The late 1940s were a pivotal era in the history of American sports. For it was on April 15, 1947, that Jackie Robinson played his first game for the Brooklyn Dodgers thus shattering the Major League Baseball’s color barrier. But the AAFC was ahead of both baseball and the NFL in providing opportunities to make an on-field impact regardless of race. Seven months before Robinson’s debut, on September 6, 1946, two African-American players took part in the first game in league history. In front of 60,135 at Cleveland Municipal Stadium, then the largest ever crowd to see a pro football game, running back Marion Motley and defensive lineman Bill Willis played for the Browns in a 44-0 demolition of the Miami Seahawks.
Both would prove crucial cogs in the Browns machine that dominated the AAFC and NFL over the next decade. Motley scored 26 touchdowns during Cleveland’s four seasons in the AAFC and led the league with 964 rushing yards in 1948. Against the Bills in the championship game, Motley accounted for 133 of the Browns’ 215 yards on the ground. It included turning the game into a rout with second-half touchdown scampers of 29, 31 and five yards. Two years later, in Cleveland’s debut NFL season, Motley’s 810 yards was good enough to win the rushing title.

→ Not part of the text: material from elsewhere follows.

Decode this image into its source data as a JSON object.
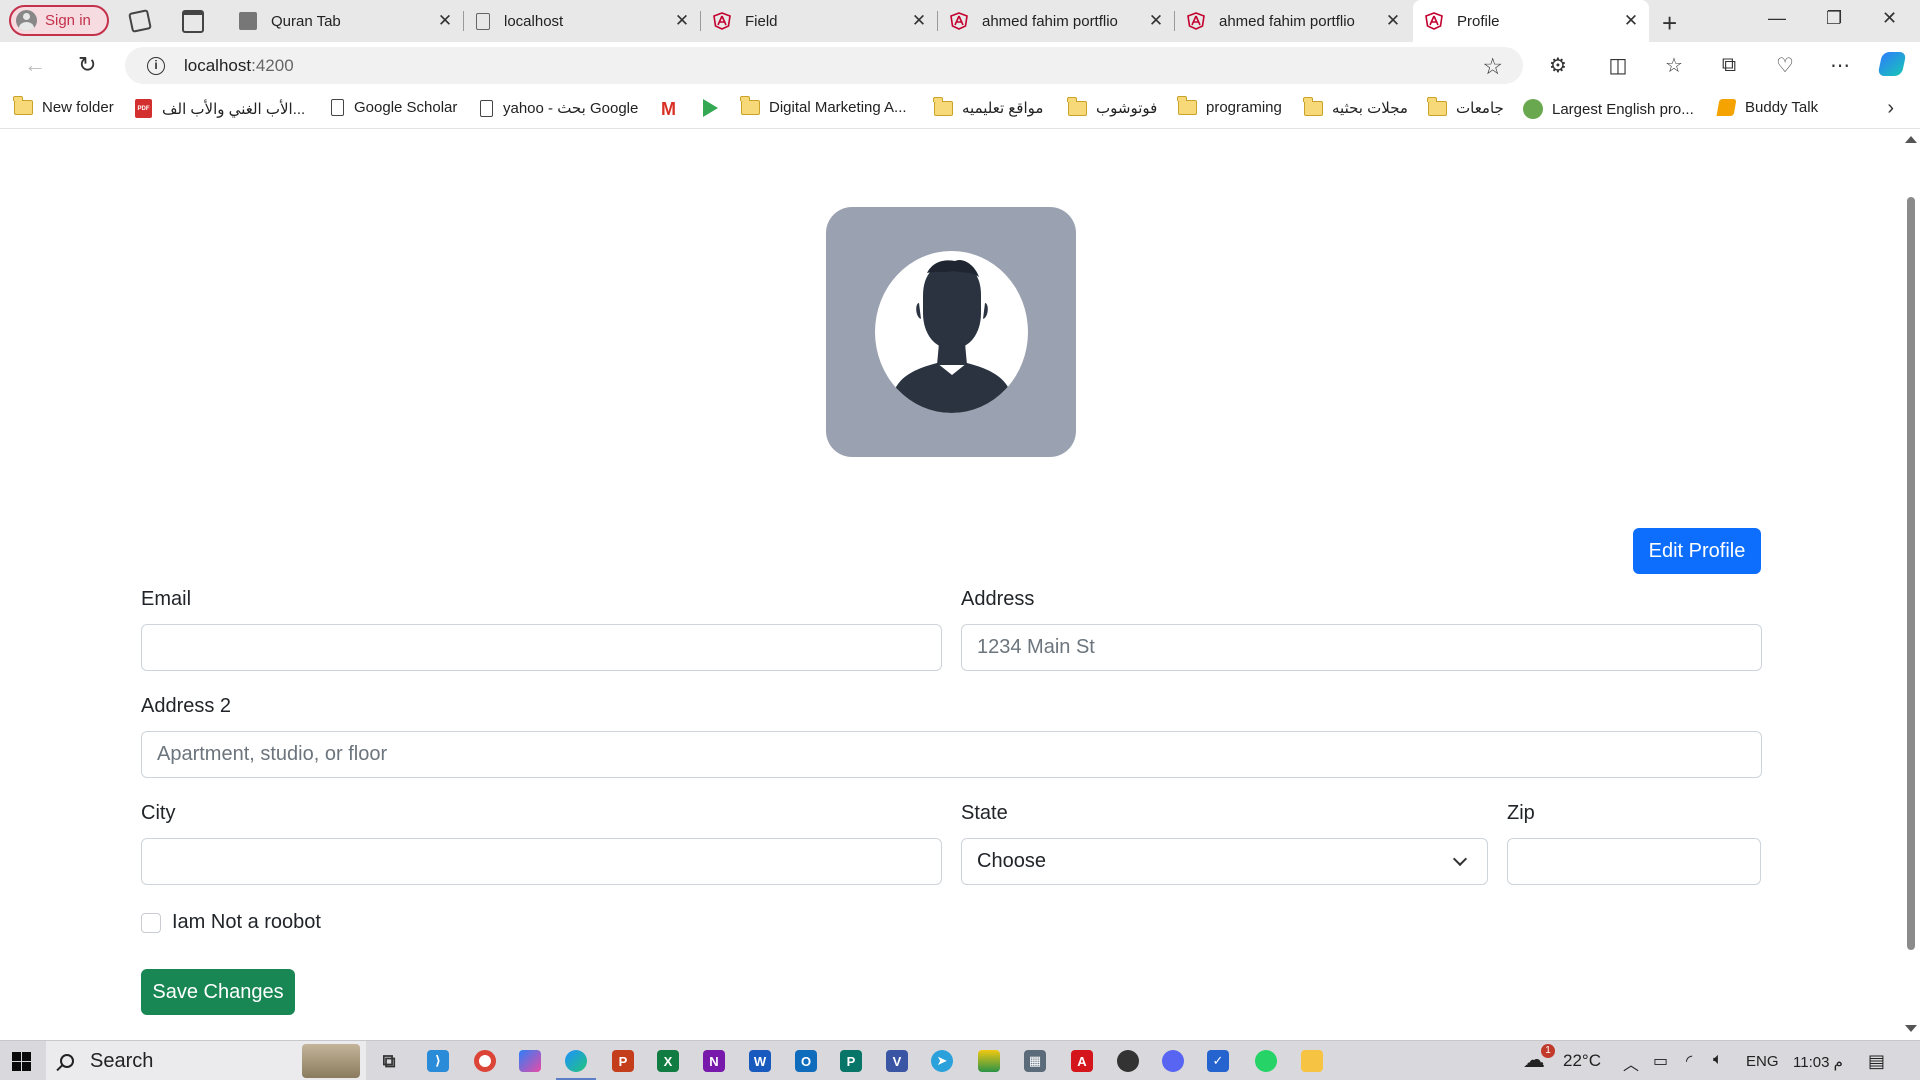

As impressive as the exploits of Graham and Motley on offense were, the Browns’ bread and butter came on the defensive side of the football. The aforementioned interception and scoring defense numbers lend credence to this notion. But they also finished no worse than second defending the pass during their tenure in the AAFC, a testament to the pressure created up front that Willis played a part in. The argument could be made that going 15-0 in 1948 was given a significant boost due to their defensive prowess. That year, they led the AAFC in both rushing and total defense and finished second in yardage conceded through the air. Willis’ teammates continually raved about his quickness off the snap, something that contributed greatly to the Browns’ success during this decade of dominance.
Contextualizing the 1948 Cleveland Browns’ Place in Pro Football History
The 1948 Cleveland Browns certainly have their own unique place in the history of the game at professional level. The fact that only one other team in the nearly 100-year history of pro football has an unbeaten and untied season on its resume makes that readily apparent.
However, that doesn’t mean they won’t get their fair share of detractors. Some will undoubtedly decry the level of play in the AAFC, especially given the final score of the championship game that year. While it’s fair to point that out, Cleveland unquestionably proved their worth with that 1950 NFL title to cap off their first year in the league. And since the NFL instituted a championship game in 1933, the Browns are the only team in league history to make six consecutive appearances in it. This obviously includes the Super Bowl era.
One thing that practically everyone can agree on is that it’s now an extremely distant memory. Gone are the days when the Browns instilled a sense of dread and envy among opposing fans. Nowadays, the sentiment directed towards the team oscillates between pity and downright condescension.
Are times a changing? The team did appear to hit the 2018 off-season out of the park both via free agency and the draft. They have a general manager at the helm in John Dorsey who boasts a track record of success during his previous stint with the Kansas City Chiefs. In the end, only time will tell if Baker Mayfield is anywhere near the level of Bernie Kosar, let alone Otto Graham.